The task:
Search the data below for "runner"; list each line that holds it.

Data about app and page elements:

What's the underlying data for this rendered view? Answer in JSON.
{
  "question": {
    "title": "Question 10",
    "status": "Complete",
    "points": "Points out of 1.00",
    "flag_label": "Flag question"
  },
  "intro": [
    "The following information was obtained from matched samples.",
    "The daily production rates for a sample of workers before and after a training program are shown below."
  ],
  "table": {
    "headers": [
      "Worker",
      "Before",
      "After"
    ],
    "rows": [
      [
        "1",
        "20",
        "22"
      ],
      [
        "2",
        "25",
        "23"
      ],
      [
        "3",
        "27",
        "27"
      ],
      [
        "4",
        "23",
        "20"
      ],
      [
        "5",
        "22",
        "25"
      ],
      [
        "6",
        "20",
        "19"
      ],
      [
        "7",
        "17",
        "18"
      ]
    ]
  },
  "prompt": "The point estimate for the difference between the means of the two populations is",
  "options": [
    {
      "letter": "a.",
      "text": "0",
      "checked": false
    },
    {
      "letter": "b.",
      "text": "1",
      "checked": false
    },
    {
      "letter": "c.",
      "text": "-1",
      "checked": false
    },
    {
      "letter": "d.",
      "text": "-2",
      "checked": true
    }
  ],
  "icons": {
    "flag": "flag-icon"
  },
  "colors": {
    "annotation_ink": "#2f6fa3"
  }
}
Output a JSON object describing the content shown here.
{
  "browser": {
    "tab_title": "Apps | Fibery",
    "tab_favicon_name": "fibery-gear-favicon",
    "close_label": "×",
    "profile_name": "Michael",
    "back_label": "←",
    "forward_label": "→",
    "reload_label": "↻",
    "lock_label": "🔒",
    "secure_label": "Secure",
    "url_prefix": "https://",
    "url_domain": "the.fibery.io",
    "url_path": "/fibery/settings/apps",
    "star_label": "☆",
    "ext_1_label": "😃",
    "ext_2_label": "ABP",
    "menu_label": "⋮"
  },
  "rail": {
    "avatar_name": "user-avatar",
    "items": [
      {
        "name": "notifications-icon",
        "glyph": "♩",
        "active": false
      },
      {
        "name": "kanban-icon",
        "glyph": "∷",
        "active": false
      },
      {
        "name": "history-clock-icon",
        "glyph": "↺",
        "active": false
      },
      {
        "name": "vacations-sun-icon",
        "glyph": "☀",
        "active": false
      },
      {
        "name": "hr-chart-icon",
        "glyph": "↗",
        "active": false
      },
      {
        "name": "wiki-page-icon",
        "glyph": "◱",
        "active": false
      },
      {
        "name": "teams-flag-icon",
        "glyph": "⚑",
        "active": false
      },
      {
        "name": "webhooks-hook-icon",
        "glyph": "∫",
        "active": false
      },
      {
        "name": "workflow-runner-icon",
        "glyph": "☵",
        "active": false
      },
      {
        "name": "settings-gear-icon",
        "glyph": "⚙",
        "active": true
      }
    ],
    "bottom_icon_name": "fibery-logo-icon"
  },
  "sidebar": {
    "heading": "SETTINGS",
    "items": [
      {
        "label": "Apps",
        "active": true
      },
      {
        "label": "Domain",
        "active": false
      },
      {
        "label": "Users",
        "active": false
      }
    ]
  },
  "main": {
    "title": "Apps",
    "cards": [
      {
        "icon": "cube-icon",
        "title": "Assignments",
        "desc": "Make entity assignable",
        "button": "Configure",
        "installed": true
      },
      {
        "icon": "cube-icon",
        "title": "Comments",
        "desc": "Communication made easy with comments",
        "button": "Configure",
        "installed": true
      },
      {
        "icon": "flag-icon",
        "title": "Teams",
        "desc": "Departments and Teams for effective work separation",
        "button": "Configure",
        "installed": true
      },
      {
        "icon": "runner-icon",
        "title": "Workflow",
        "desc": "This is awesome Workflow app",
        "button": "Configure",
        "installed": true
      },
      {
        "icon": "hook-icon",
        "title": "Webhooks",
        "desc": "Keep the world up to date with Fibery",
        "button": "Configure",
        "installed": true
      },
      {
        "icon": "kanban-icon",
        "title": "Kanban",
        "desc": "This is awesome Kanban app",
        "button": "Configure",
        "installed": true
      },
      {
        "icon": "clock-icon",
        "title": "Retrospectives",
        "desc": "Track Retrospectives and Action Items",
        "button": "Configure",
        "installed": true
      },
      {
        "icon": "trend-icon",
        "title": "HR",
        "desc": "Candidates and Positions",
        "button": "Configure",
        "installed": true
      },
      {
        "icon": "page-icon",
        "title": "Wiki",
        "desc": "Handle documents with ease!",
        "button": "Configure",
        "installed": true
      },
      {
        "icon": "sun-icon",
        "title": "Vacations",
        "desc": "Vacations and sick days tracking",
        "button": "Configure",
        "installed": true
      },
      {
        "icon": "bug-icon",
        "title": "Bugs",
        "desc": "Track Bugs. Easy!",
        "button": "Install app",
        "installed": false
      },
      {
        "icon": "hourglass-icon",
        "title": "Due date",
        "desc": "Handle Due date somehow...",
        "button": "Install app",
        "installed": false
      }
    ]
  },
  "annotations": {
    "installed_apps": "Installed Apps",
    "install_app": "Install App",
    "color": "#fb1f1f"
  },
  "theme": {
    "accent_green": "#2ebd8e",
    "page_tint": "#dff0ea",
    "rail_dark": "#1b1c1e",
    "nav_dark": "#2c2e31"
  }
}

Response box:
        "name": "workflow-runner-icon",
        "icon": "runner-icon",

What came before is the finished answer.